* THE TASK: An acceptable answer contains every record below, unchanged, and no pictures.

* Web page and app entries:
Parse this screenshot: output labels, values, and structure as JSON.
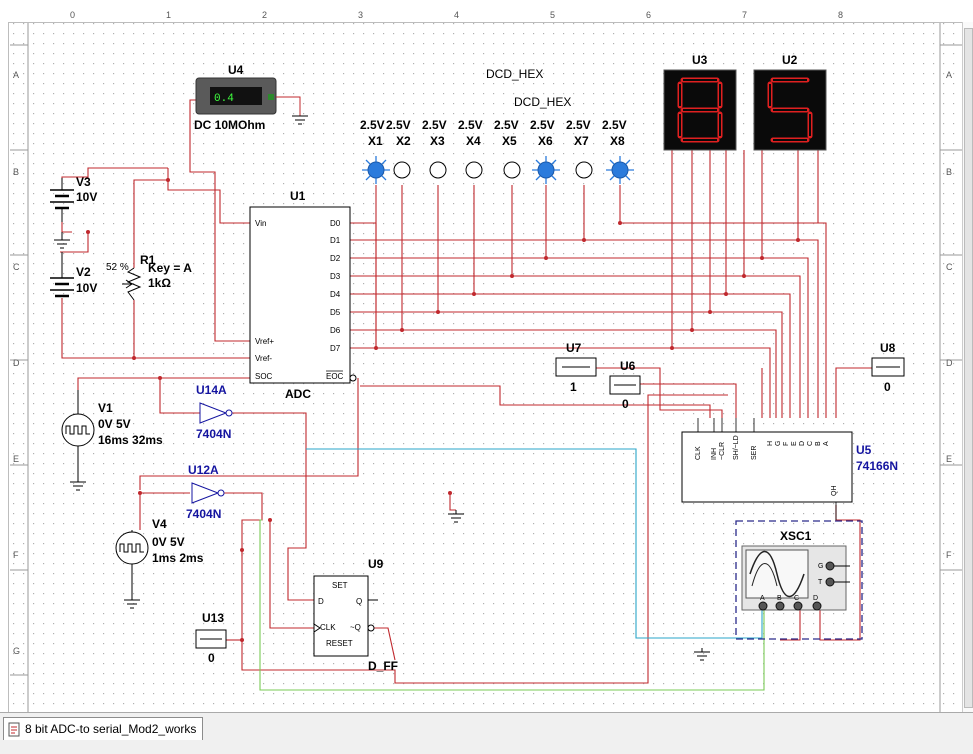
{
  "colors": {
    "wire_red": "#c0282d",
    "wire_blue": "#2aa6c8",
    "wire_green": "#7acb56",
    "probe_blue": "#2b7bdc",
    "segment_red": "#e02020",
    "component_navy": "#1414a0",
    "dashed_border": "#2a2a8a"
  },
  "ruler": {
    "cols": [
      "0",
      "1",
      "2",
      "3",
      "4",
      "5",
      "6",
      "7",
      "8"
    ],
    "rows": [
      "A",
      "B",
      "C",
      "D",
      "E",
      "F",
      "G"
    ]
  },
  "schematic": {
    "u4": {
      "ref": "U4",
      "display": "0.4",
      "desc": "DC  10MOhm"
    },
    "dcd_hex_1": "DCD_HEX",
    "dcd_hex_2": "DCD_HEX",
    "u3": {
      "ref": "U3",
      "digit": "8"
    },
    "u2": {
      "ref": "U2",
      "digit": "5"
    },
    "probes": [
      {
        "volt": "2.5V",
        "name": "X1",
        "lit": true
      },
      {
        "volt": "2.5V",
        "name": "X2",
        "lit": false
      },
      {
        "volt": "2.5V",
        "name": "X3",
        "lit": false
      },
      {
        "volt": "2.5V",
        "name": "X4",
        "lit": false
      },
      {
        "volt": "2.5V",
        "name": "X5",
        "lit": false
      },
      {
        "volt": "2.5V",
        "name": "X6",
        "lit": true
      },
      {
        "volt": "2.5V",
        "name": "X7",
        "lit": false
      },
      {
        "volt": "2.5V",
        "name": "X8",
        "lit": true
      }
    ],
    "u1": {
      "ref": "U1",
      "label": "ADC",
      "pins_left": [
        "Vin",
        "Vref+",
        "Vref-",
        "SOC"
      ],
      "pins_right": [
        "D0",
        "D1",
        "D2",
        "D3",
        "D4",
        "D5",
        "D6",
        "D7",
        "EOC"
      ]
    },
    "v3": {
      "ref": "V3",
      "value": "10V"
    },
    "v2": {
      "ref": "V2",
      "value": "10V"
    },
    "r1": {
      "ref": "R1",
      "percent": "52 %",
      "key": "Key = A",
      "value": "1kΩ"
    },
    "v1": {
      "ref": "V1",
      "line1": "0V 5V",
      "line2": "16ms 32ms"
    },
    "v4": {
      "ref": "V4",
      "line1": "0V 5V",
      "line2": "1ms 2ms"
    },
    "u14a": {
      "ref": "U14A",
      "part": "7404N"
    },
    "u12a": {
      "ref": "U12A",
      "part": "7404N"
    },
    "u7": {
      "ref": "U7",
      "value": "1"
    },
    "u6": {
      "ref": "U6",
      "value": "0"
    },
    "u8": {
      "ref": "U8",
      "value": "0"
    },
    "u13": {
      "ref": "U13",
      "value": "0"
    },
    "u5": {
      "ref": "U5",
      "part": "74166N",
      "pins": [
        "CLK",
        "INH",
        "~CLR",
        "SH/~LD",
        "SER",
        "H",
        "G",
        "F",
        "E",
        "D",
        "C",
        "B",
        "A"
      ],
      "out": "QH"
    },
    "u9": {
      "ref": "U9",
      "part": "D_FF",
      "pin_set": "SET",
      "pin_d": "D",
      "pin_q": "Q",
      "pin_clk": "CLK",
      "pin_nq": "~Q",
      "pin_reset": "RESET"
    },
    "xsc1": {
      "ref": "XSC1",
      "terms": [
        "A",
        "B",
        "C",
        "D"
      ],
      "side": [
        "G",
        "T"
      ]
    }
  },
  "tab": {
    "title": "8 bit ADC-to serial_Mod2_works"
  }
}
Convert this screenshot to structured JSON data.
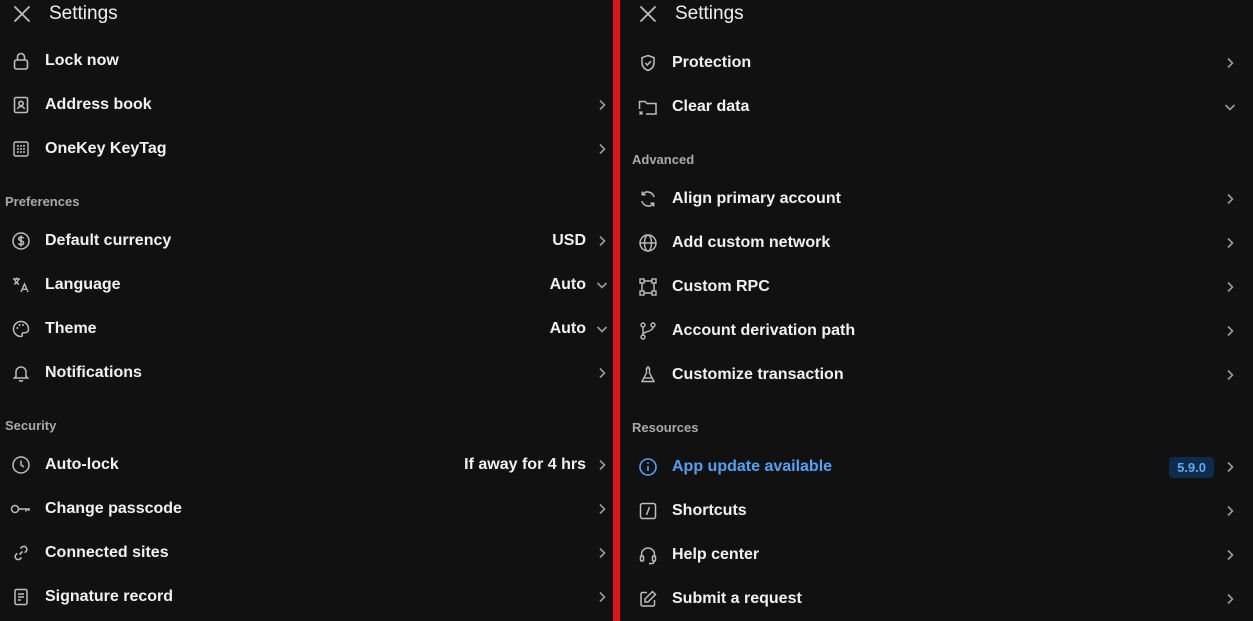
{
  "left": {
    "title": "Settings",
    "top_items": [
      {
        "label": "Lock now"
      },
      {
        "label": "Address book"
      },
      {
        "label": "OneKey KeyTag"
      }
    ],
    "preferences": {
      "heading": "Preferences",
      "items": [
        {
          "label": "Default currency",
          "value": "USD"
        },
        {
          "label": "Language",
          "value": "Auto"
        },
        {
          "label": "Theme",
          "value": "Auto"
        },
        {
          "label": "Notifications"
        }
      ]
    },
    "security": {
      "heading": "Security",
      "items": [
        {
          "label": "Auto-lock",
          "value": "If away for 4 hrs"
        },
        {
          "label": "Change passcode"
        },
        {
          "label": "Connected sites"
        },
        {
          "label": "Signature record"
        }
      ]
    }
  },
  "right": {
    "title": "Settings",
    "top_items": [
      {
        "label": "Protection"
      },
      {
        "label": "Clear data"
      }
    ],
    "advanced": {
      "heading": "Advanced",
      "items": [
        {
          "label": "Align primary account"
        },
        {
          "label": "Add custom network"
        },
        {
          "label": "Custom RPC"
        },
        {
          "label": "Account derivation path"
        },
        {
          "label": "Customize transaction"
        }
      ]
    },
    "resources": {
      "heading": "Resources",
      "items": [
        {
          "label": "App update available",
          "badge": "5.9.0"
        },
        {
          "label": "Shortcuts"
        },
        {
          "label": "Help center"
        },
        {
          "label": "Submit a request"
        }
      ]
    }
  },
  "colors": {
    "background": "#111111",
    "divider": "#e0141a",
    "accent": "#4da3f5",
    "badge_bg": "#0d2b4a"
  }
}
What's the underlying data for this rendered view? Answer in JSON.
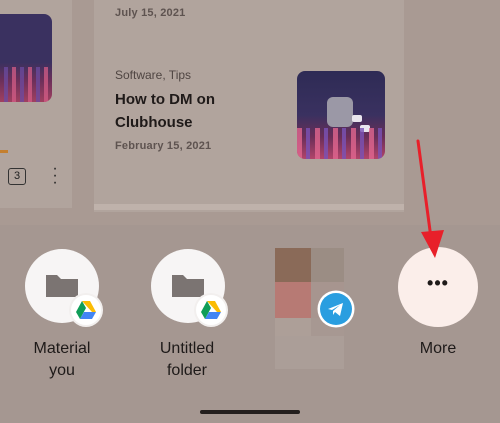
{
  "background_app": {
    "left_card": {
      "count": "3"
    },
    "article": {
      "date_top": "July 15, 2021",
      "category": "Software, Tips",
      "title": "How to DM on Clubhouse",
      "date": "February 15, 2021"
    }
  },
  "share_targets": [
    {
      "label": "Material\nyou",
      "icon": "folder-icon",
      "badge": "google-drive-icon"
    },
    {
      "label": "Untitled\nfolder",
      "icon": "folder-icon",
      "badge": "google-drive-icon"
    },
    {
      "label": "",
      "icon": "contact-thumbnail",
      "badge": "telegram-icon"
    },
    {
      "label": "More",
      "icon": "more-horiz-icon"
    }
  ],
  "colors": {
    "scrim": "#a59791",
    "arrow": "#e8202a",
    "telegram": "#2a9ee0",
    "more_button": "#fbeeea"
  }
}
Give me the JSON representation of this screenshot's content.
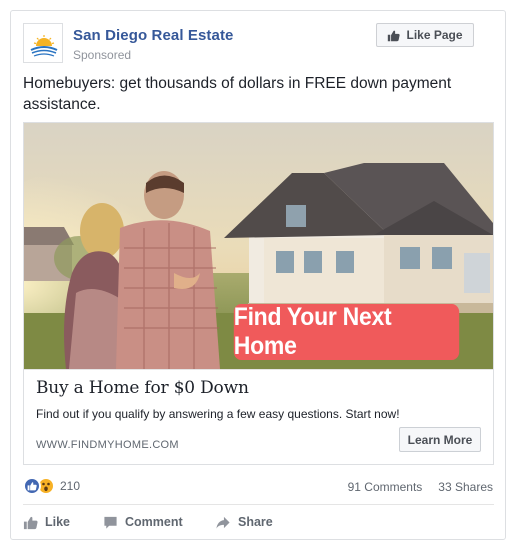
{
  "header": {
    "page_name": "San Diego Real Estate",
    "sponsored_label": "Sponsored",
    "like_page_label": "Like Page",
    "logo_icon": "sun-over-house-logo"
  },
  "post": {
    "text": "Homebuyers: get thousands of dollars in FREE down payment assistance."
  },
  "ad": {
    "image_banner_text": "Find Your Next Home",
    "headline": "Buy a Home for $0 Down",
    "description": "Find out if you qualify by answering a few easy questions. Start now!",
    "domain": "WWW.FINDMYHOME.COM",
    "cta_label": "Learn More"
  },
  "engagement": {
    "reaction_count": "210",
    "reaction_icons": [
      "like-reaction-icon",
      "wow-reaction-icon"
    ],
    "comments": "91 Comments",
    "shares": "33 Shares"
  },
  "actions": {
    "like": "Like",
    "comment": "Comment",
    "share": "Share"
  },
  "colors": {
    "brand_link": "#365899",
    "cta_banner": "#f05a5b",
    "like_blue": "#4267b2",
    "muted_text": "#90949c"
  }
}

* SOLUTION FOR THIS TASK:
Parse this screenshot: output labels, values, and structure as JSON.
{
  "colors": {
    "wire_red": "#c0282d",
    "wire_blue": "#2aa6c8",
    "wire_green": "#7acb56",
    "probe_blue": "#2b7bdc",
    "segment_red": "#e02020",
    "component_navy": "#1414a0",
    "dashed_border": "#2a2a8a"
  },
  "ruler": {
    "cols": [
      "0",
      "1",
      "2",
      "3",
      "4",
      "5",
      "6",
      "7",
      "8"
    ],
    "rows": [
      "A",
      "B",
      "C",
      "D",
      "E",
      "F",
      "G"
    ]
  },
  "schematic": {
    "u4": {
      "ref": "U4",
      "display": "0.4",
      "desc": "DC  10MOhm"
    },
    "dcd_hex_1": "DCD_HEX",
    "dcd_hex_2": "DCD_HEX",
    "u3": {
      "ref": "U3",
      "digit": "8"
    },
    "u2": {
      "ref": "U2",
      "digit": "5"
    },
    "probes": [
      {
        "volt": "2.5V",
        "name": "X1",
        "lit": true
      },
      {
        "volt": "2.5V",
        "name": "X2",
        "lit": false
      },
      {
        "volt": "2.5V",
        "name": "X3",
        "lit": false
      },
      {
        "volt": "2.5V",
        "name": "X4",
        "lit": false
      },
      {
        "volt": "2.5V",
        "name": "X5",
        "lit": false
      },
      {
        "volt": "2.5V",
        "name": "X6",
        "lit": true
      },
      {
        "volt": "2.5V",
        "name": "X7",
        "lit": false
      },
      {
        "volt": "2.5V",
        "name": "X8",
        "lit": true
      }
    ],
    "u1": {
      "ref": "U1",
      "label": "ADC",
      "pins_left": [
        "Vin",
        "Vref+",
        "Vref-",
        "SOC"
      ],
      "pins_right": [
        "D0",
        "D1",
        "D2",
        "D3",
        "D4",
        "D5",
        "D6",
        "D7",
        "EOC"
      ]
    },
    "v3": {
      "ref": "V3",
      "value": "10V"
    },
    "v2": {
      "ref": "V2",
      "value": "10V"
    },
    "r1": {
      "ref": "R1",
      "percent": "52 %",
      "key": "Key = A",
      "value": "1kΩ"
    },
    "v1": {
      "ref": "V1",
      "line1": "0V 5V",
      "line2": "16ms 32ms"
    },
    "v4": {
      "ref": "V4",
      "line1": "0V 5V",
      "line2": "1ms 2ms"
    },
    "u14a": {
      "ref": "U14A",
      "part": "7404N"
    },
    "u12a": {
      "ref": "U12A",
      "part": "7404N"
    },
    "u7": {
      "ref": "U7",
      "value": "1"
    },
    "u6": {
      "ref": "U6",
      "value": "0"
    },
    "u8": {
      "ref": "U8",
      "value": "0"
    },
    "u13": {
      "ref": "U13",
      "value": "0"
    },
    "u5": {
      "ref": "U5",
      "part": "74166N",
      "pins": [
        "CLK",
        "INH",
        "~CLR",
        "SH/~LD",
        "SER",
        "H",
        "G",
        "F",
        "E",
        "D",
        "C",
        "B",
        "A"
      ],
      "out": "QH"
    },
    "u9": {
      "ref": "U9",
      "part": "D_FF",
      "pin_set": "SET",
      "pin_d": "D",
      "pin_q": "Q",
      "pin_clk": "CLK",
      "pin_nq": "~Q",
      "pin_reset": "RESET"
    },
    "xsc1": {
      "ref": "XSC1",
      "terms": [
        "A",
        "B",
        "C",
        "D"
      ],
      "side": [
        "G",
        "T"
      ]
    }
  },
  "tab": {
    "title": "8 bit ADC-to serial_Mod2_works"
  }
}
Convert this screenshot to structured JSON data.
{
  "left": {
    "title": "Settings",
    "top_items": [
      {
        "label": "Lock now"
      },
      {
        "label": "Address book"
      },
      {
        "label": "OneKey KeyTag"
      }
    ],
    "preferences": {
      "heading": "Preferences",
      "items": [
        {
          "label": "Default currency",
          "value": "USD"
        },
        {
          "label": "Language",
          "value": "Auto"
        },
        {
          "label": "Theme",
          "value": "Auto"
        },
        {
          "label": "Notifications"
        }
      ]
    },
    "security": {
      "heading": "Security",
      "items": [
        {
          "label": "Auto-lock",
          "value": "If away for 4 hrs"
        },
        {
          "label": "Change passcode"
        },
        {
          "label": "Connected sites"
        },
        {
          "label": "Signature record"
        }
      ]
    }
  },
  "right": {
    "title": "Settings",
    "top_items": [
      {
        "label": "Protection"
      },
      {
        "label": "Clear data"
      }
    ],
    "advanced": {
      "heading": "Advanced",
      "items": [
        {
          "label": "Align primary account"
        },
        {
          "label": "Add custom network"
        },
        {
          "label": "Custom RPC"
        },
        {
          "label": "Account derivation path"
        },
        {
          "label": "Customize transaction"
        }
      ]
    },
    "resources": {
      "heading": "Resources",
      "items": [
        {
          "label": "App update available",
          "badge": "5.9.0"
        },
        {
          "label": "Shortcuts"
        },
        {
          "label": "Help center"
        },
        {
          "label": "Submit a request"
        }
      ]
    }
  },
  "colors": {
    "background": "#111111",
    "divider": "#e0141a",
    "accent": "#4da3f5",
    "badge_bg": "#0d2b4a"
  }
}
What's the underlying data for this rendered view? Answer in JSON.
{
  "background_app": {
    "left_card": {
      "count": "3"
    },
    "article": {
      "date_top": "July 15, 2021",
      "category": "Software, Tips",
      "title": "How to DM on Clubhouse",
      "date": "February 15, 2021"
    }
  },
  "share_targets": [
    {
      "label": "Material\nyou",
      "icon": "folder-icon",
      "badge": "google-drive-icon"
    },
    {
      "label": "Untitled\nfolder",
      "icon": "folder-icon",
      "badge": "google-drive-icon"
    },
    {
      "label": "",
      "icon": "contact-thumbnail",
      "badge": "telegram-icon"
    },
    {
      "label": "More",
      "icon": "more-horiz-icon"
    }
  ],
  "colors": {
    "scrim": "#a59791",
    "arrow": "#e8202a",
    "telegram": "#2a9ee0",
    "more_button": "#fbeeea"
  }
}
Give me the JSON representation of this screenshot's content.
{
  "header": {
    "page_name": "San Diego Real Estate",
    "sponsored_label": "Sponsored",
    "like_page_label": "Like Page",
    "logo_icon": "sun-over-house-logo"
  },
  "post": {
    "text": "Homebuyers: get thousands of dollars in FREE down payment assistance."
  },
  "ad": {
    "image_banner_text": "Find Your Next Home",
    "headline": "Buy a Home for $0 Down",
    "description": "Find out if you qualify by answering a few easy questions. Start now!",
    "domain": "WWW.FINDMYHOME.COM",
    "cta_label": "Learn More"
  },
  "engagement": {
    "reaction_count": "210",
    "reaction_icons": [
      "like-reaction-icon",
      "wow-reaction-icon"
    ],
    "comments": "91 Comments",
    "shares": "33 Shares"
  },
  "actions": {
    "like": "Like",
    "comment": "Comment",
    "share": "Share"
  },
  "colors": {
    "brand_link": "#365899",
    "cta_banner": "#f05a5b",
    "like_blue": "#4267b2",
    "muted_text": "#90949c"
  }
}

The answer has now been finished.